Foundation staff members Emily Kwon, Sydney Copley, Christina Gheen and Kris Palmatier connected with the public and shared the Foundation’s story during the citywide Juneteenth celebration on the Park Strip. At the Foundation table, they answered questions about our work, grant applications and mission. This was the first time Rasmuson Foundation was officially represented at this event commemorating freedom for enslaved African Americans across the entire United States. One of the projects featured was the multimedia storytelling project, Black in Alaska. Staff encouraged individuals to follow along on blackinalaska.org and on Facebook and Instagram. They also spread the word about the physical exhibit inside the Anchorage Museum at Rasmuson Center.
Earlier in June, I spoke at a health fair put on by the Alaska Black Caucus. I talked about the Foundation’s support for civility on public discourse and inclusion for all Alaskans.
And the 2022 Honorary Old Crab is …

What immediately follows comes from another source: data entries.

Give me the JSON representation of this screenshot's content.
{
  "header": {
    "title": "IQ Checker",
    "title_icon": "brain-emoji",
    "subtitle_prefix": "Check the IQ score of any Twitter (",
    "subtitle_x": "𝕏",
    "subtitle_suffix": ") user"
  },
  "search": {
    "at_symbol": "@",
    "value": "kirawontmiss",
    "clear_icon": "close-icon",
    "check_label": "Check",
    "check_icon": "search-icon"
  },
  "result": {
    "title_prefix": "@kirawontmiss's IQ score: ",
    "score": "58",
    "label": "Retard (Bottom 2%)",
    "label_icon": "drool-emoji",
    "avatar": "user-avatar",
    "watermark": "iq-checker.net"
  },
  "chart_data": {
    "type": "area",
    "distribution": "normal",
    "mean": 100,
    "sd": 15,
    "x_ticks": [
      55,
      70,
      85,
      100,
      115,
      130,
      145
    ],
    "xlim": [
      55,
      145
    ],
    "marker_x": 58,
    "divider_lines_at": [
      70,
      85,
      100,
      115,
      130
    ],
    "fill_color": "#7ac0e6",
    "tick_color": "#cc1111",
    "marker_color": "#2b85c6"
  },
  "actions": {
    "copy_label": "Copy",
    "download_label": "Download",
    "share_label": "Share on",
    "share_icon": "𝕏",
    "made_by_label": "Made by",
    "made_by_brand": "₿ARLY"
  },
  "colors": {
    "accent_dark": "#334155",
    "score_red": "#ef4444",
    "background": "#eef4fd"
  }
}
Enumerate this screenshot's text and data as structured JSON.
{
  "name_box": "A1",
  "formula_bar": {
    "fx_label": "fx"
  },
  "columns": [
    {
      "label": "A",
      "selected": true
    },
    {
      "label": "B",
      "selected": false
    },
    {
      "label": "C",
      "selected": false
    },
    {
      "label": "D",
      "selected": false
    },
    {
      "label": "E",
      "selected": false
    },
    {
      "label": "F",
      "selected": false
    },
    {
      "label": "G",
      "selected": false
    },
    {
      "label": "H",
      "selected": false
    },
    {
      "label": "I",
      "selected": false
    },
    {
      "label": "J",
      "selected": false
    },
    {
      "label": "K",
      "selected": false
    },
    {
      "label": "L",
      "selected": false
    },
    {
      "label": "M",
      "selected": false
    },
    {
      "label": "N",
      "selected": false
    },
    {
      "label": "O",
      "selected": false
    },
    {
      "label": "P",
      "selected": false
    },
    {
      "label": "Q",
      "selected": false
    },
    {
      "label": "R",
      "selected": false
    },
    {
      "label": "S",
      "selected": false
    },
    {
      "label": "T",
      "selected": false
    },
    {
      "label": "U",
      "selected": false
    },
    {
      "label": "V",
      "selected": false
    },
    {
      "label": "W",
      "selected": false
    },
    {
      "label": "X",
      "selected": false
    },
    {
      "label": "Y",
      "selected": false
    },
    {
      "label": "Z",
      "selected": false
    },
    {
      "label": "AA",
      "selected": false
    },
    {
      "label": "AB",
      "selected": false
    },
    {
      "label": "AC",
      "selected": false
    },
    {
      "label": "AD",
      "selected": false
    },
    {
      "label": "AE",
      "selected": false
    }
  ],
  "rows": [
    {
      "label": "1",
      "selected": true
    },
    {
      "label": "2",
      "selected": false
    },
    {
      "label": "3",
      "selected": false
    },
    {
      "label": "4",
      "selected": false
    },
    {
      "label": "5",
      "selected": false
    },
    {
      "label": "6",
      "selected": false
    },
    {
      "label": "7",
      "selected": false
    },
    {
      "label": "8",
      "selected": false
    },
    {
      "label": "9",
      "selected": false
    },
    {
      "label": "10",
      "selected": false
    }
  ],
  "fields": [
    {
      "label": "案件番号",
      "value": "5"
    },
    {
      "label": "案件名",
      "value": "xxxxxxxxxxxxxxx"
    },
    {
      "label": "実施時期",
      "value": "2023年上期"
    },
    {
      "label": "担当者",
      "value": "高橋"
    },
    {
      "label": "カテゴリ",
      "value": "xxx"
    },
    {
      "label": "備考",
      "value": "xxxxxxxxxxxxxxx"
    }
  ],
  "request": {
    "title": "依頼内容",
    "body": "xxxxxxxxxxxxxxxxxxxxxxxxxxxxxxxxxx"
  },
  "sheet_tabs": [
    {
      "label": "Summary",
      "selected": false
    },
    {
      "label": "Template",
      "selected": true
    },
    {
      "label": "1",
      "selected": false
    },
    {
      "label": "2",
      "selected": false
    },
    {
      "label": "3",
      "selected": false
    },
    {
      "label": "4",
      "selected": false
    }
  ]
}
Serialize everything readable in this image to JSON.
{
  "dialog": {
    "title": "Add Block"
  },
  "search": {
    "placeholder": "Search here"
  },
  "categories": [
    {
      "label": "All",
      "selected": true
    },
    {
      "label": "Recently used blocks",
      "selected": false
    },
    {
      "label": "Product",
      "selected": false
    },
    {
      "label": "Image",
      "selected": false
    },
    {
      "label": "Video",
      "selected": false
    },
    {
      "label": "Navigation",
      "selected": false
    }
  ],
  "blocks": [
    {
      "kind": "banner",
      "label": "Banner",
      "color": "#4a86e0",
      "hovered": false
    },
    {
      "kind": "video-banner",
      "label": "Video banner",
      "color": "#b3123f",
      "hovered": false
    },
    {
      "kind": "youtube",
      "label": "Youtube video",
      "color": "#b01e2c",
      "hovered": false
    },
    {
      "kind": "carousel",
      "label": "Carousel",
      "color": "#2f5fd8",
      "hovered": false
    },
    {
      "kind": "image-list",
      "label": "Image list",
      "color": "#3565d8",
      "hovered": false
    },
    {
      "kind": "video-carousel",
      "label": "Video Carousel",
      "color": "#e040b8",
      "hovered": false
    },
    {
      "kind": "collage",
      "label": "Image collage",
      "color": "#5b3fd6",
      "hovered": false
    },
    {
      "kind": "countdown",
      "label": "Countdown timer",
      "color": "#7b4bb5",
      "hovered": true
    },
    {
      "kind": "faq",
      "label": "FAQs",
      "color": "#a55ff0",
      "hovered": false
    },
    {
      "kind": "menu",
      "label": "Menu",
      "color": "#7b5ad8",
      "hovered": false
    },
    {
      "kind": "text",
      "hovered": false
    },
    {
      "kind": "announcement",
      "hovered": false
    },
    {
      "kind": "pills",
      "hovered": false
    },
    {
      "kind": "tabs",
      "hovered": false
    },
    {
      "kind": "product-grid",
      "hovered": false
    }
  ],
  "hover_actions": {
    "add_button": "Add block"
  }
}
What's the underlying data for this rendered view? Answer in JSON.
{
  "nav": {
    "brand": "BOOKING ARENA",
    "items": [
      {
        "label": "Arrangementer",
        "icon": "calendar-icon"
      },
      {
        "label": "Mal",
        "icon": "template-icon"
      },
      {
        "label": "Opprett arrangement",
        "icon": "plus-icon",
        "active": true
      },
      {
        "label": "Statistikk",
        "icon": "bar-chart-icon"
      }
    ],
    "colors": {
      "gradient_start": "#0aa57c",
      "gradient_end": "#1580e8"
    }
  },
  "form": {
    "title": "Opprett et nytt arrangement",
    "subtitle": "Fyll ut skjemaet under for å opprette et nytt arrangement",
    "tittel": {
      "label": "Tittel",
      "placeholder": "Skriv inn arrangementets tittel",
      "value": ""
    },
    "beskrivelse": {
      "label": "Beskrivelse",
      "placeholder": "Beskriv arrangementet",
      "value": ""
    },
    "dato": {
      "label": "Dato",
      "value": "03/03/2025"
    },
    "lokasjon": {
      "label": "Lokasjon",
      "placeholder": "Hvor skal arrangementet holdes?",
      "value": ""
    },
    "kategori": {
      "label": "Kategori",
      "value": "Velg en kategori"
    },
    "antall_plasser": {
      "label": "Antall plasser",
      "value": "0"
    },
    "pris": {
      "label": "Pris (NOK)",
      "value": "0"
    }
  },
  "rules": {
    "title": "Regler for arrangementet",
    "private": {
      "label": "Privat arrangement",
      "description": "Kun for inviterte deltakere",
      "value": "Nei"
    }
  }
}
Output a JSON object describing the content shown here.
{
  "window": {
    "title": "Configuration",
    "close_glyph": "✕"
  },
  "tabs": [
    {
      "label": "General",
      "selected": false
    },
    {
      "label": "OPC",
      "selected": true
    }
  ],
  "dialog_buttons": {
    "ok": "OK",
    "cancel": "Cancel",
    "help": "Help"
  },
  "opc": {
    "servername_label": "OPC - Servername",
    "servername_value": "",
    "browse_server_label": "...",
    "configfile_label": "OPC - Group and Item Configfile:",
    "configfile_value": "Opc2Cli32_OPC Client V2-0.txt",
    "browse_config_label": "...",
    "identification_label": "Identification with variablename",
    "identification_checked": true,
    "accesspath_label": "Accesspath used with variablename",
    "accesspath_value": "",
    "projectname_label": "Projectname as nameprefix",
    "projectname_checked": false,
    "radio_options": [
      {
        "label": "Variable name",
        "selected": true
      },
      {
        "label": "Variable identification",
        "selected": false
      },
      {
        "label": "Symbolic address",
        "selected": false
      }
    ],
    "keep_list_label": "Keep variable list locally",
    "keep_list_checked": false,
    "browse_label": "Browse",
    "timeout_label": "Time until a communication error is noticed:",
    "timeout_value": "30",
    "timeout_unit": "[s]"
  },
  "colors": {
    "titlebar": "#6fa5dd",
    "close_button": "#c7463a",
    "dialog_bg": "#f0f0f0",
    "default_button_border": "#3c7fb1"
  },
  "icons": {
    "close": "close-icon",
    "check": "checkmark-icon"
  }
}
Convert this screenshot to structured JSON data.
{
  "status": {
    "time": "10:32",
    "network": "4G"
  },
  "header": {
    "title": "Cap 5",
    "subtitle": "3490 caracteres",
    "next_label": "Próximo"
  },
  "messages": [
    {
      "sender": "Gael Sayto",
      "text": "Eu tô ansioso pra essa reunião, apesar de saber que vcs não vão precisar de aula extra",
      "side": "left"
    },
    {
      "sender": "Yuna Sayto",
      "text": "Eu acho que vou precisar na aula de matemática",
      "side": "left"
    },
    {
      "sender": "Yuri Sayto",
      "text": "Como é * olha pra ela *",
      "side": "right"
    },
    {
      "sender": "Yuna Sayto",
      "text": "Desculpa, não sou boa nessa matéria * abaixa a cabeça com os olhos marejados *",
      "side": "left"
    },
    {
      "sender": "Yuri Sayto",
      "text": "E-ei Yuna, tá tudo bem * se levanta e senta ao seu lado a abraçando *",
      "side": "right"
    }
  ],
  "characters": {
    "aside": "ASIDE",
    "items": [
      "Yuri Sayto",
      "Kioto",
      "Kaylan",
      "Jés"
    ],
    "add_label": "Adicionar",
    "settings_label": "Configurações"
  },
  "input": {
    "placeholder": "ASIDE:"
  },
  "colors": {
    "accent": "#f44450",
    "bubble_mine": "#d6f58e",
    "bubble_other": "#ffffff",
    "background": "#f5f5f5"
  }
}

I was happy to join the community of Seldovia’s July 4 celebration as the 2022 Honorary Old Crab. I dressed in theme with a crustacean patterned dress, made by Angel Oliveira, Silver Salmon Camp director. While in Seldovia, I visited the community cemetery to see progress made on upgrades with Foundation support. Every year, the Seldovia Chamber of Commerce chooses one influential Alaskan as its Honorary Old Crab. Past Old Crabs include U.S. Sen. Lisa Murkowski, Sen. Ted Stevens, Congressman Don Young, Gov. Jay Hammond, political leader and fish czar Clem Tillion and KTUU anchor Maria Downey.